» WORK TO COMPLETE:
If a line in the listing below includes the string "Newsroom", pull it out.

» EXTRACTED MATERIAL:
⁂

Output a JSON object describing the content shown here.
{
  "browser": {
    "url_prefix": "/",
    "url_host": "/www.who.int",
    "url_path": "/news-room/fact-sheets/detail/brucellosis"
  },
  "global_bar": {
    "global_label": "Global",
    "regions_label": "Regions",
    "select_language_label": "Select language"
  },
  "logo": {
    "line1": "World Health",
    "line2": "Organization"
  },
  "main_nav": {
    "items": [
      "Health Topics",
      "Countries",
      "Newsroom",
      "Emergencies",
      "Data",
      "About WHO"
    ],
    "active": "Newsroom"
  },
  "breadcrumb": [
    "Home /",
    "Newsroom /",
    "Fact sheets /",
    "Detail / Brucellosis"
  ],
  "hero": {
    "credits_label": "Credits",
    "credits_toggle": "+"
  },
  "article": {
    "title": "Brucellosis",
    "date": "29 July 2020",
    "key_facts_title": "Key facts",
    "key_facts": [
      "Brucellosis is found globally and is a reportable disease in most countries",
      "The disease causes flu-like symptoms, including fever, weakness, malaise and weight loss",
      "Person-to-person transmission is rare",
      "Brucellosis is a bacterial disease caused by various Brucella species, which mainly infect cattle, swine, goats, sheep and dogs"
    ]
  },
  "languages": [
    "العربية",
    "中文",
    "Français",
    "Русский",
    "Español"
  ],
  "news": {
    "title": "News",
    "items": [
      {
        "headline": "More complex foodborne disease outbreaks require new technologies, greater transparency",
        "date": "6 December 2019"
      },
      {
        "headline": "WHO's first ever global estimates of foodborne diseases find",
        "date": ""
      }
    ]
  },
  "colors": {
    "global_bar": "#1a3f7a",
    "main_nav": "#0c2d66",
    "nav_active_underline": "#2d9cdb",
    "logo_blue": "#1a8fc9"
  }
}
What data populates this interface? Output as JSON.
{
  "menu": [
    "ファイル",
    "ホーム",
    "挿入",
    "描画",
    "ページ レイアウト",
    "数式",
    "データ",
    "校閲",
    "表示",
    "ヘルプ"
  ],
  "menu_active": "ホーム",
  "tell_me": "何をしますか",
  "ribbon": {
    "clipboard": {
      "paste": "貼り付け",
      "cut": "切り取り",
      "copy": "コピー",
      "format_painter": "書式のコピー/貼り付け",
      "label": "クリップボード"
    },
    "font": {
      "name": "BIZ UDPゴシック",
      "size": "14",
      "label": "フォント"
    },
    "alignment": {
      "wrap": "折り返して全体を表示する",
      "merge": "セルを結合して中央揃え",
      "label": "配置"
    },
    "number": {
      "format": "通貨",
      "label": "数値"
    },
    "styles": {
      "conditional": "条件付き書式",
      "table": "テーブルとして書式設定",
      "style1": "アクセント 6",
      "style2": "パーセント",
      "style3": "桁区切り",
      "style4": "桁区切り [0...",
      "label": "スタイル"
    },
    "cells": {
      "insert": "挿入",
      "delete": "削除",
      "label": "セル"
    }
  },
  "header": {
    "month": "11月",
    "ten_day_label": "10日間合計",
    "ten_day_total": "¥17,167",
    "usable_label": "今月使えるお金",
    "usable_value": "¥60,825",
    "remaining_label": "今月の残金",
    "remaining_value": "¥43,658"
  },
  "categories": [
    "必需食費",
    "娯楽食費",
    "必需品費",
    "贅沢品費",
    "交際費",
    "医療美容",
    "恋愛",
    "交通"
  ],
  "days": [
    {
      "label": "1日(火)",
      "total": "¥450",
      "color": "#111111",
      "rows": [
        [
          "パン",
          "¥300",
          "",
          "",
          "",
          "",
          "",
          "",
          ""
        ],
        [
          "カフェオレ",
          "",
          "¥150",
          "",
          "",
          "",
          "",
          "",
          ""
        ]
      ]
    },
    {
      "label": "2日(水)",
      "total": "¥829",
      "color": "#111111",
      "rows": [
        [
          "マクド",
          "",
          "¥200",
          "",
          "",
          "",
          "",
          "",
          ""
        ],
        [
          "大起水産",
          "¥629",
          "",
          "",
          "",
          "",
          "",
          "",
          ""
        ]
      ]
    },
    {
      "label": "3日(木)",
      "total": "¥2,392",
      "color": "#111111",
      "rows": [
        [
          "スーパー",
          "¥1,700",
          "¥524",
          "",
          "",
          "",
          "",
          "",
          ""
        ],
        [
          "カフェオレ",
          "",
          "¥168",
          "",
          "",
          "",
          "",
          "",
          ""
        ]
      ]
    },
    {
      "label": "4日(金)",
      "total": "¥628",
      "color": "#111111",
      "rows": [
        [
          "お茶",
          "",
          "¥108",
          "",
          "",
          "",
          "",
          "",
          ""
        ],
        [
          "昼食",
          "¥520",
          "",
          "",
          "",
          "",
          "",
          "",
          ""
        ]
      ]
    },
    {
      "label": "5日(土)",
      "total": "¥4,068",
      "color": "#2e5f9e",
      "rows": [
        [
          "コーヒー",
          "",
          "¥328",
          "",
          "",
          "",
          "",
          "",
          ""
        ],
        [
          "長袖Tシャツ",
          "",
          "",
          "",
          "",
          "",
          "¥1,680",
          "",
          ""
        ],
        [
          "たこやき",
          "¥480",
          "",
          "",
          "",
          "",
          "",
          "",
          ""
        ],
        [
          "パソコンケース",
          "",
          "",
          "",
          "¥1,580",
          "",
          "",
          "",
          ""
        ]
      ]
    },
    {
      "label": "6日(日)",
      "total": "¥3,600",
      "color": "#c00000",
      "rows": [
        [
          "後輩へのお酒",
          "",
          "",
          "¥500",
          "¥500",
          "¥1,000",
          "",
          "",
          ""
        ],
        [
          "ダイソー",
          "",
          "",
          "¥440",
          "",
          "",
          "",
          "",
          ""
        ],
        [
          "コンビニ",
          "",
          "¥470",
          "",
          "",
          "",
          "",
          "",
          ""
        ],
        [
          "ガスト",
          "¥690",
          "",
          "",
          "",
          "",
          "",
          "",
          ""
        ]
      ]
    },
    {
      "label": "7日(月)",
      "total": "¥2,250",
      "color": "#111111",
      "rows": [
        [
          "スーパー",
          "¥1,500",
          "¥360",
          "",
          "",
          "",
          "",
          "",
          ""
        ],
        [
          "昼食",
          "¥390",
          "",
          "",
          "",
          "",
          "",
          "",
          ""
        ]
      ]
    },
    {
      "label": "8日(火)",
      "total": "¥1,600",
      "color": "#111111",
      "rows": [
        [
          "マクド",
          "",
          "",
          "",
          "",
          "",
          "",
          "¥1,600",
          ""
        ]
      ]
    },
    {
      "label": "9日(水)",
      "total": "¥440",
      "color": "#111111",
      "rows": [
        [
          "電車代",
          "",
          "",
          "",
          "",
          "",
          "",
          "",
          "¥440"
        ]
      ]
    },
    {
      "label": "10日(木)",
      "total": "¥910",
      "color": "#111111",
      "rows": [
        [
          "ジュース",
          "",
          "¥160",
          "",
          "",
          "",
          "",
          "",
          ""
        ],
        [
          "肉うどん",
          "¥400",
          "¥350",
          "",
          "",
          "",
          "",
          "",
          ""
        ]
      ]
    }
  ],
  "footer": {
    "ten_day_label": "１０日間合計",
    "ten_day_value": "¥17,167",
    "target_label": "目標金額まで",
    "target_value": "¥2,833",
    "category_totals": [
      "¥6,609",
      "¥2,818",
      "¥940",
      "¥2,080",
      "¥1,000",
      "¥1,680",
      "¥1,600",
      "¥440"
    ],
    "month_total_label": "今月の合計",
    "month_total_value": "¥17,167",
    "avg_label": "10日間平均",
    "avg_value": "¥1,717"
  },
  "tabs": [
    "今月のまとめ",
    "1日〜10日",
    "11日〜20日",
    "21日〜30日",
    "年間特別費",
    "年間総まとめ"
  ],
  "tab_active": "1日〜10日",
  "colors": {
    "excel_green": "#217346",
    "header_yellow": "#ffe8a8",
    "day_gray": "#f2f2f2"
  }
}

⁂

» ANSWER AREA:
      "Newsroom",
    "active": "Newsroom"
    "Newsroom /",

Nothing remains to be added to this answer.